  1. Staff Report on Review of Disclosure Requirements for Public companies – issued December 20 as required by the 2012 JOBS Act, recommending that SEC disclosure rules be evaluated to determine how to make them more effective and efficient for companies and investors. The SEC will coordinate with the FASB as part of the process.

Europe, Middle East, India & Africa

EFRAGEuropean Financial Reporting Advisory Group (

  1. Research Paper: The Role of the Business Model in Financial Statements – issued December 18 in conjunction with the FRC, promoting greater use of the business model concept in the Conceptual Framework. “The business model provides insight into how value is captured and net cash flows generated through income in the normal course of a business.” The impact of the business model should be considered when setting standards.

FRCFinancial Reporting Council of the UK (

  1. Review of Conceptual Framework – response issued in January commends the IASB in many areas, while encouraging a return to the use of the terms prudence, stewardship and reliability as necessary concepts, as well as further discussion of the measurement of assets and liabilities.
  2.  Proposed Update to Reduced Disclosure Framework (FRS 101) – issued December 17, proposing simplification of disclosures in reporting impairment of assets and the international accounting practice for investment entities.
  3.  Audit Quality Thematic Review - Materiality – report issued December 16 requiring “greater focus by auditors on the needs and expectations of users in setting and revising overall materiality levels and for audit committees to seek to better understand the related judgments made by auditors.”
  4.  FRED 52: Draft Amendments to the Financial Reporting Standard for Smaller Entities - Micro-entities – issued December 10, “allow micro-entities taking advantage of the new legal provisions, which permit reduced disclosure, to continue to apply the accounting principles of the FRSSE.”

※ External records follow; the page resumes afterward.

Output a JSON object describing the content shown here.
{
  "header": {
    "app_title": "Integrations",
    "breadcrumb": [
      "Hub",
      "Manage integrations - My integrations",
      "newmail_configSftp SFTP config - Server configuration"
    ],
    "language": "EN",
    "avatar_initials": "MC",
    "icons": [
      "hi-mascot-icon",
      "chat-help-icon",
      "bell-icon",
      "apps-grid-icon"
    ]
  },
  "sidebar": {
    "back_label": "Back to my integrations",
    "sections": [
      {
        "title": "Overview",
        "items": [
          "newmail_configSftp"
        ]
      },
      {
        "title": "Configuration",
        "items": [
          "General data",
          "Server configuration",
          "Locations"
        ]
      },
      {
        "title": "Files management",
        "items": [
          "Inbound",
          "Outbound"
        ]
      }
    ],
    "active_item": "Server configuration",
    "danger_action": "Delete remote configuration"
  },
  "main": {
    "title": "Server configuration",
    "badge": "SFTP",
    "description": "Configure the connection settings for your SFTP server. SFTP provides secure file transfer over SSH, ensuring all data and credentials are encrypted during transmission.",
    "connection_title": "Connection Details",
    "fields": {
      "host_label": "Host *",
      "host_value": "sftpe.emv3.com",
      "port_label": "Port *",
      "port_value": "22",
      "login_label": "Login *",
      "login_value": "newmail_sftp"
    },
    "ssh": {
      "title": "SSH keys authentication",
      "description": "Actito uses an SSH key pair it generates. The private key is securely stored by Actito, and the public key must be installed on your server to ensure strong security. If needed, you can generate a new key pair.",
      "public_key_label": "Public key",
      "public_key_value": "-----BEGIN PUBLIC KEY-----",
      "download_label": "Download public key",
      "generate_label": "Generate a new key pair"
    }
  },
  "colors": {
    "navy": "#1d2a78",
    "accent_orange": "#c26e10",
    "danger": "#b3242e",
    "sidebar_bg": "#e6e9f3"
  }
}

EPEuropean Parliament (

  1. Agreement on the reform of the audit market– See article above.

Additional A&A News 

The following links provide a selection of current articles devoted to highlighting other A&A topics currently making news.

  1. UK Top 50 Audit analysis: Squeezed until the pip squeaks
  2. PCAOB Works to Reduce Remediation Backlog
  3. Task Force Urges Reforms in State Financial Reporting
  4. SEC charges Diamond Foods over nutty accounting
  5. Private-company GAAP alternatives could unlock savings
  6. ICAEW joins green coalition


Audit & Accounting Alert is a publication of Integra International intended to highlight emerging issues in the profession. The goal is to give Integra members an awareness of developments impacting the practice of Audit & Accounting, enabling them to stay on the forefront of industry trends.

Editor Gerald E. Herter  •  HMWC CPAs & Business Advisors, 17501 E. 17th Street, Suite 100, Tustin, CA 92780-7924
 •  Tel: 1 714 505-9000  •  Fax: 1 714 505-9200  •  Email: [email protected]